===== RECORD EXTRACTS =====

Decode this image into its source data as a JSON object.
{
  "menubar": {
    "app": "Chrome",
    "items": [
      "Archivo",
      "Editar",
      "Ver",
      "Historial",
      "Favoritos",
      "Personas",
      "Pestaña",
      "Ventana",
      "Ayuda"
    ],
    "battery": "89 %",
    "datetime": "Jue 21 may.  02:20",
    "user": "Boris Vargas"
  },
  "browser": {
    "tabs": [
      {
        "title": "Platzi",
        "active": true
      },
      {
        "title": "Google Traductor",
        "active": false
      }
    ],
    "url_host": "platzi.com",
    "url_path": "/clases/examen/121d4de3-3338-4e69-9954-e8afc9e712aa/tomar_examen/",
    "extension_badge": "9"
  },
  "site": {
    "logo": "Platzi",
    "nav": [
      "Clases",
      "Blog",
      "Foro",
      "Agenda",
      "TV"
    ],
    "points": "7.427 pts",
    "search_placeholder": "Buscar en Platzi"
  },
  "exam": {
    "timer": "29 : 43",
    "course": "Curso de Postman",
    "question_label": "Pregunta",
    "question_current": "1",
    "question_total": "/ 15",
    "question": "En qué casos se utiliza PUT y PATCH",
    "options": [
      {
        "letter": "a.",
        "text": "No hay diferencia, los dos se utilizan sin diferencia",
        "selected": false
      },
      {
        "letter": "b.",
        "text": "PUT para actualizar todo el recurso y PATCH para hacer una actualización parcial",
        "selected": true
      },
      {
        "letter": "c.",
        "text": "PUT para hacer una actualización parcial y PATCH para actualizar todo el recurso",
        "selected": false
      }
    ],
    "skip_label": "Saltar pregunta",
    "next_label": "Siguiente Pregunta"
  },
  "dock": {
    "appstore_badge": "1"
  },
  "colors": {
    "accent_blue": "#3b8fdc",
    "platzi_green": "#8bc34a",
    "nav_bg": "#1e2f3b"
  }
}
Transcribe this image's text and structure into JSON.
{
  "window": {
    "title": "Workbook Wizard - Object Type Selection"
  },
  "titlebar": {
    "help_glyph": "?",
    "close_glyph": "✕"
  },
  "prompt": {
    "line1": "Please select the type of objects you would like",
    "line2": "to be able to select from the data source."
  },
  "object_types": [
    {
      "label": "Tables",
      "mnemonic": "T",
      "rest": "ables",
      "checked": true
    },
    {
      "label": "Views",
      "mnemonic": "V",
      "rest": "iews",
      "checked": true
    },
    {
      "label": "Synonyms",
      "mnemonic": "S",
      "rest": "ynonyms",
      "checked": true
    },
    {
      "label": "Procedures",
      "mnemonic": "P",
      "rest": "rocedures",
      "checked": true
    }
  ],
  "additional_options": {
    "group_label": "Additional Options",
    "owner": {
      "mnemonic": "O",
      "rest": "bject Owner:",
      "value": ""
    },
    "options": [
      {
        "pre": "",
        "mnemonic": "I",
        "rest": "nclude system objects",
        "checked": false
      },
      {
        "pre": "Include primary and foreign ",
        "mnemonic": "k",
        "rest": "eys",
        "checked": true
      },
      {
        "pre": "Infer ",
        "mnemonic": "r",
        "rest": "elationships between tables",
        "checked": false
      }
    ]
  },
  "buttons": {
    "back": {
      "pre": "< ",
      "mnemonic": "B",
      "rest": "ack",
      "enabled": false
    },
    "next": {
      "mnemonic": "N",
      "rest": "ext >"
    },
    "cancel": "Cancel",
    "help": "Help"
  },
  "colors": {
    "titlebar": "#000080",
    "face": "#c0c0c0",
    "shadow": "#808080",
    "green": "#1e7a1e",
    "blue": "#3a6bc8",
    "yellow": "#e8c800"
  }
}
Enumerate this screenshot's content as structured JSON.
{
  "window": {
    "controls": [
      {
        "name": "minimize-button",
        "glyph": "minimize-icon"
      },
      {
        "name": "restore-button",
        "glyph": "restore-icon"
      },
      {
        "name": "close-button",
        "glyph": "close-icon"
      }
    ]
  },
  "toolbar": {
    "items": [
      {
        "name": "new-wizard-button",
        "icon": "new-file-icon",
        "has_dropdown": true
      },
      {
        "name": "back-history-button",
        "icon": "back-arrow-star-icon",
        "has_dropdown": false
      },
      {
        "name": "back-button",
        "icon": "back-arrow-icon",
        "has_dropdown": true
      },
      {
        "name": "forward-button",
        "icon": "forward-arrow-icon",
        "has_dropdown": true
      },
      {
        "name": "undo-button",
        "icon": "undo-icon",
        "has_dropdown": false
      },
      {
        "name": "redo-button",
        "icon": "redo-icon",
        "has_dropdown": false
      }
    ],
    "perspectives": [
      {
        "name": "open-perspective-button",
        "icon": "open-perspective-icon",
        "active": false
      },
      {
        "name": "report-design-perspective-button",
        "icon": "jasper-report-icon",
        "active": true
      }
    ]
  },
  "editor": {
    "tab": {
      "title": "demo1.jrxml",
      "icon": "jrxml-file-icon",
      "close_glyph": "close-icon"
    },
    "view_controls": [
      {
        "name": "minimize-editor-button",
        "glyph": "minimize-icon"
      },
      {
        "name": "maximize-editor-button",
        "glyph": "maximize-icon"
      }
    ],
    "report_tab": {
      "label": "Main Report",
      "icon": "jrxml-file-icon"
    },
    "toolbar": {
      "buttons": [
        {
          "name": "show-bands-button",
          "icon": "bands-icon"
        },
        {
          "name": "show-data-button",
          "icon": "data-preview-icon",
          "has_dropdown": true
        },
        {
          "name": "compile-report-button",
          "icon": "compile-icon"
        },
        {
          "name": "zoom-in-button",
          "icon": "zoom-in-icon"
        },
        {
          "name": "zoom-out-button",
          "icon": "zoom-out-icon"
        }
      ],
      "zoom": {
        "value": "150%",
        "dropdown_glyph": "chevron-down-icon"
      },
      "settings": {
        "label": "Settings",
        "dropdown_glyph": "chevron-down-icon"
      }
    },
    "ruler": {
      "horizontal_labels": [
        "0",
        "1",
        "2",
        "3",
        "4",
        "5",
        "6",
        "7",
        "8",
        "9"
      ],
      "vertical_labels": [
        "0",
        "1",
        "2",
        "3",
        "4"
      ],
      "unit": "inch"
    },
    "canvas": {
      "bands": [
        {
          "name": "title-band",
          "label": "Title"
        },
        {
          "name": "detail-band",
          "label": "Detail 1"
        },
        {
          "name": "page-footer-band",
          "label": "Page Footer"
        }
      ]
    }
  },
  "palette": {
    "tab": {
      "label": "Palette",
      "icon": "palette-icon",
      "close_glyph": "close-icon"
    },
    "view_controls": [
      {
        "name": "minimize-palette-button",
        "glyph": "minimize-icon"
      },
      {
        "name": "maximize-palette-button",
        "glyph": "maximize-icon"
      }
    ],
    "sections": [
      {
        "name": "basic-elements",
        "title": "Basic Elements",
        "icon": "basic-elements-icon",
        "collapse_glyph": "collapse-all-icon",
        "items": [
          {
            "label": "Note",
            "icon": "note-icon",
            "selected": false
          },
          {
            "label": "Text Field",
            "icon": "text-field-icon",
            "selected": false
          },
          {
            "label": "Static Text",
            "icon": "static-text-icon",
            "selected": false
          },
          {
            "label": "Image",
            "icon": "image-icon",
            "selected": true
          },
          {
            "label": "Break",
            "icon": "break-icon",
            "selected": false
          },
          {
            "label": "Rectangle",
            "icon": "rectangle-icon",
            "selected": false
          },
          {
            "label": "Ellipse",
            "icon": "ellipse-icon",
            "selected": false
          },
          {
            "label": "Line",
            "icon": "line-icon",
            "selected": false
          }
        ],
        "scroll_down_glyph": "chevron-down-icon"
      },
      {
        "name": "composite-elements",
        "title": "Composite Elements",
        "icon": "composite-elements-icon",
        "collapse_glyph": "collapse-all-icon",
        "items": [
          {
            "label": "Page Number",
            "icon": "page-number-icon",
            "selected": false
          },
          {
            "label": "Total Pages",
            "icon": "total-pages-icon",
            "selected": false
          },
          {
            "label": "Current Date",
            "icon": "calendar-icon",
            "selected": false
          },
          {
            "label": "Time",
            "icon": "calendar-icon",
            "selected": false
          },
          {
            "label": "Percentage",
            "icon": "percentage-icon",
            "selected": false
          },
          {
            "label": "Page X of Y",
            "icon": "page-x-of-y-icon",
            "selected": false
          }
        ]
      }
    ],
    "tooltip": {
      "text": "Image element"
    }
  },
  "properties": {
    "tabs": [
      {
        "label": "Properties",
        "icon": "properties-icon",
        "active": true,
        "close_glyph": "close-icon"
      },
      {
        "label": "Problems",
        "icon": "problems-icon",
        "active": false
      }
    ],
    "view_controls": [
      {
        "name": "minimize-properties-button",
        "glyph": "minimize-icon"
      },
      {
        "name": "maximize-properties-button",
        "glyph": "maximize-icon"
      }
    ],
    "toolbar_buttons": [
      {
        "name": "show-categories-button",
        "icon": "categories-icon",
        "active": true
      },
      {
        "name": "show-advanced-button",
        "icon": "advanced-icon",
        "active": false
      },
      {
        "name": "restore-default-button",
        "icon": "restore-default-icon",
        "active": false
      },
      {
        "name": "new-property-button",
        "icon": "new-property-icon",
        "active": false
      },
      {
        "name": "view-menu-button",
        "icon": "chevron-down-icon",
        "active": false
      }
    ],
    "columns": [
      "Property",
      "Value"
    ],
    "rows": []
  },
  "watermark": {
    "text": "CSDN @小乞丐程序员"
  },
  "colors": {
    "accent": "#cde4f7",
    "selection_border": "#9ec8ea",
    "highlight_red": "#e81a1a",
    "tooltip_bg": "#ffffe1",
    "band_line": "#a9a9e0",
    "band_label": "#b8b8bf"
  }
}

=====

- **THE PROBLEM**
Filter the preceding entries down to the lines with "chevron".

- **SOLUTION**
        "dropdown_glyph": "chevron-down-icon"
        "dropdown_glyph": "chevron-down-icon"
        "scroll_down_glyph": "chevron-down-icon"
        "icon": "chevron-down-icon",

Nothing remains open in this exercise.